Sometimes dogs will scratch at things to trim their own nails. It isn’t always the case, but it can be from that biological behavior. If you keep their nails short and maintained, they won’t feel the need to trim their nails on your bedsheets (or anywhere else, for that matter).
How to prevent my dog from scratching my bedsheets
If you’re a recent pet parent and are worried about your dog scratching your bedsheets, you can work preventatively! When looking at “nipping this behavior in the bud,” you’ll want to focus on behavior rewarding and obedience training.
Dogs live to please their humans above all else. This means that they will scratch the bedsheets if you reward them for it. This means that you’ll need to ensure that you aren’t unintentionally rewarding them for this behavior! Don’t give them scratches or pets or love after they’ve scratched something.
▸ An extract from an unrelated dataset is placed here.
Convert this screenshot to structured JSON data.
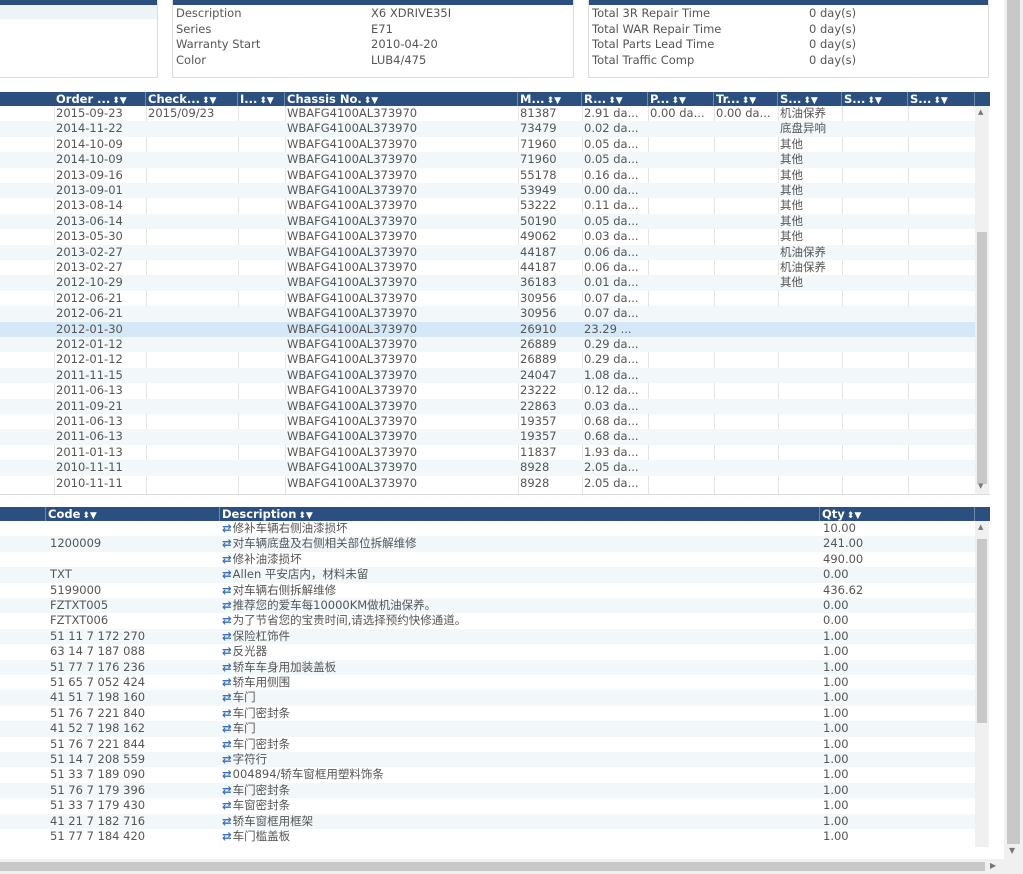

Redirect their attention (more on that below), or they’ll continue to do what gets them love and attention.
The second preventative measure is going to be obedience training! If they know the command “stop” and “down” and “bed” (referring to their own,) they’ll listen to you when you direct them to stop scratching on the bedsheets. The key to that is ensuring that they know the command, what it means, and that they listen to you!
How to stop my dog from scratching my bedsheets?
If you’re coming at this from the opposite point of view, you’ll want to learn how to stop this already existing behavior instead! Here are some tips to help you save what’s left of your bedsheets and to help your dog learn that this is not acceptable behavior:
- Provide a dog bed
- Don’t wash their bedding often
- Redirect behavior
- Provide a safe digging spot
- Keep temperature comfortable
Provide a dog bed
If they have their own spot to scratch and dig at, they’ll do it there instead of your bed. Even if they are allowed to sleep on your bed, make sure they understand their “digging zone” is on their own bed and not yours!
Don’t wash their bedding often
Dogs will often be upset if their previously wonderful-smelling dog bed smells like fresh linen. Frustrated that their bed no longer smells like them, they’ll jump onto your bed and “start over” by scratching your sheets. They may even scratch at their own bed too.
As much as possible, allow their bed to smell like them regularly (wash their bed twice a year, for example), and they’ll be more content to lie in their own scent instead of getting into your linen-smelling sheets!
Every time you see your dog acting on the behavior, redirect it. Get a toy and show them how much better it is to play with it. Or, use obedience training (such as what you read above) to stop it outright. Be consistent with this behavior redirection, as dogs will learn what you are asking for easier. If you only redirect it sometimes, it won’t work.
Provide a safe digging spot
Since dogs can sometimes dig just because it feels right for them to do so, as mentioned above, have a designated digging spot. For example, a sandbox or a part of the yard that isn’t used. They’ll enjoy digging to their heart’s content, but your sheets will be safe!
Keep temperature comfortable
When you’ve exhausted every other option, try to lower the temperature or increase it, depending on how your dog is reacting to the temperature itself. This will get them to settle in easier since they won’t be too hot or too cold!
All in all
Dogs will scratch at your bedsheets for a variety of reasons. The top ones include creating a safe space to sleep, cooling off or warming up, checking for parasites, showing dominance or anxiety behaviors, or camouflaging themselves for safety or general comfort.
While your dog scratching at your bedsheets is perplexing, it makes sense to them! These tips will help you get to the bottom of what’s going on and get your sheets back! Know someone struggling with this behavior in their dog and in need of some support? Share this with them!